MORELAND HILLS -- The Moreland Hills Police Department will rely on the "chain of command" and no "acting chief" will be appointed while Police Chief Tom Flauto is on unpaid administrative leave after being charged with a felony.
This is according to Moreland Hills Prosecutor Santo Incorvaia, who said Wednesday that he will be fielding all media calls regarding the Moreland Hills Police Department.
Incorvaia said Wednesday that "we have a chain of command in place which we will continue to follow...officers will do the same jobs..."
Incorvaia, who served as the mayor of Maple Heights for 12 years, also said that the department will assess how things are going as they progress. According to Incorvaia, the "chain of command" in the department directly under Flauto are Lt. Kevin Wyant, and then three sergeants -- Janet Boehler, Todd Dietzel and Ross Fowler.

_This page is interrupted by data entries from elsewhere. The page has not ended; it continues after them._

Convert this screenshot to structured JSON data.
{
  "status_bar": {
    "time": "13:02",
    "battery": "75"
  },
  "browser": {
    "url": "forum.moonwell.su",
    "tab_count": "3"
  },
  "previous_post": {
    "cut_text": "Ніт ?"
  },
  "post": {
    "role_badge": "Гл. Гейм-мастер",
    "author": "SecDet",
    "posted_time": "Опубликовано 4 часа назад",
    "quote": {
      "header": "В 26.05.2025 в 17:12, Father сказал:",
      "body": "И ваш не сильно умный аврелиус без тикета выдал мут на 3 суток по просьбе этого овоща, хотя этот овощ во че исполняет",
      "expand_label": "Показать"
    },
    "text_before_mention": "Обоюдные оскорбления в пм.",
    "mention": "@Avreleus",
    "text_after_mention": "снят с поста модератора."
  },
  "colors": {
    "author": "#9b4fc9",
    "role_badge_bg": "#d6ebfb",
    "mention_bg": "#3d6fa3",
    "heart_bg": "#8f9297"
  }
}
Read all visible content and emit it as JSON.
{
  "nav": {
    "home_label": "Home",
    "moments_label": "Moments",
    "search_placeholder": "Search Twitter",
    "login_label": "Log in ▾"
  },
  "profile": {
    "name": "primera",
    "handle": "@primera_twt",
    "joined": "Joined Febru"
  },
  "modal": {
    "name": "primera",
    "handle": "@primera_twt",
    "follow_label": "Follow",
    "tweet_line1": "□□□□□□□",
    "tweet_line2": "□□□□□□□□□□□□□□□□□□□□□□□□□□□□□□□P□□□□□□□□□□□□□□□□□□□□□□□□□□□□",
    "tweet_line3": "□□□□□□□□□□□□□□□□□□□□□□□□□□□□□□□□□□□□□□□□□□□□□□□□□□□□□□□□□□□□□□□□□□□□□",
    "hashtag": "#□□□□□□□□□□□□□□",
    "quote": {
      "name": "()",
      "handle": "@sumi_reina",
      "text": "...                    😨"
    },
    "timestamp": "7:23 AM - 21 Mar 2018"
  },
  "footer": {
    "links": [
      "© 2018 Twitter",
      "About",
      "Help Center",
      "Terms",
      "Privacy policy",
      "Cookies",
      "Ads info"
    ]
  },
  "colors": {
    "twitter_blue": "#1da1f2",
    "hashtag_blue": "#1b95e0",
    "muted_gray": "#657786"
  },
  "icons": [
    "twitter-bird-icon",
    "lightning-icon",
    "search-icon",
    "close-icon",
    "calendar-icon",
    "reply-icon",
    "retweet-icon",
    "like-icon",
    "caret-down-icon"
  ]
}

On Tuesday, Mayor Susan Renda told Channel 3 that she would be appointing an acting police chief Wednesday afternoon.
Incorvaia did not respond when asked if Renda had changed her mind.
The situation arises after Flauto, 68, who has been the police chief for 11 years, was placed on unpaid leave Monday afternoon.

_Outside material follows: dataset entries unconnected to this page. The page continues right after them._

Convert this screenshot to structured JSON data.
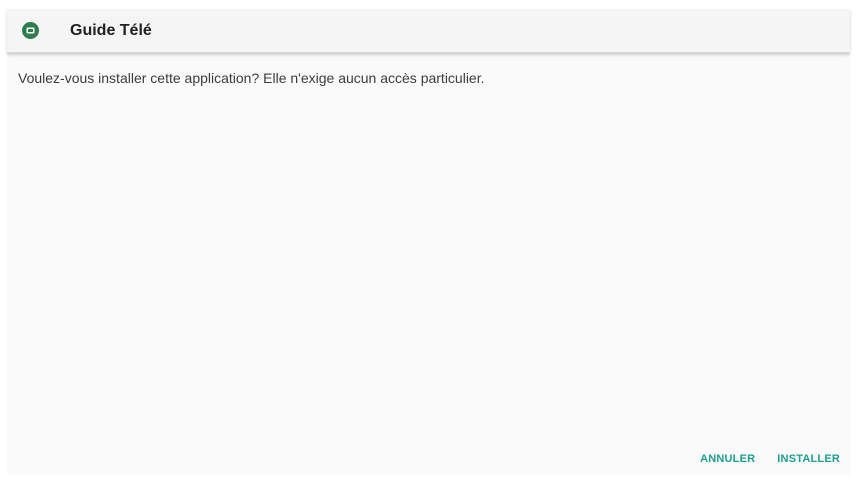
{
  "header": {
    "icon": "tv-guide-app-icon",
    "title": "Guide Télé"
  },
  "dialog": {
    "message": "Voulez-vous installer cette application? Elle n'exige aucun accès particulier."
  },
  "actions": {
    "cancel_label": "ANNULER",
    "install_label": "INSTALLER"
  },
  "colors": {
    "accent": "#1e9e8e",
    "icon_bg": "#2e7d4f",
    "header_bg": "#f5f5f5",
    "body_bg": "#fafafa"
  }
}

Flauto faces a criminal charge that his lawyer, Dominic Vitantonio, says involves an allegation of improperly accessing a state database four years ago as a favor to then-Cuyahoga County Commissioner Jimmy Dimora.
Flauto is expected to appear Friday at his arraignment in Madison County Common Pleas Court on a felony charge of misuse of a computer, dating back to 2008. That is the county where the state database is located.
Vitantonio also told media outlets that Flauto did not use the Ohio Law Enforcement Gateway database for any personal purposes or reasons or any personal gain and expects that prosecutors will charge that Flauto used the database to identify the owner of a license plate on behalf of Dimora.
In 2008, Renda and the village received a subpoena from the FBI seeking records of a search on the Ohio criminal database, likely for a license plate. On Aug. 16, 2012, a second subpoena was received, this time from the Madison County Prosecutor, asking for any reports between June 1-July 15, 2008, relating to an Ohio license plate that read "GOLFER."
The actual indictment has not been publicly released by the court because it has yet to be served on Flauto because he was on vacation Feb. 18-23.
Dimora is serving a 28-year sentence in federal prison at FCI Gilmer in Glenville, West Virginia after being convicted of 33 charges in the Cuyahoga County corruption probe.
Flauto and Dimora knew each other from when Dimora was mayor of Bedford Heights and Flauto was in charge of the Bedford Heights Police Department's detective bureau.
Flauto was hired and sworn in as police chief by then-Mayor Charles M. DeGross on Jan. 21, 2002.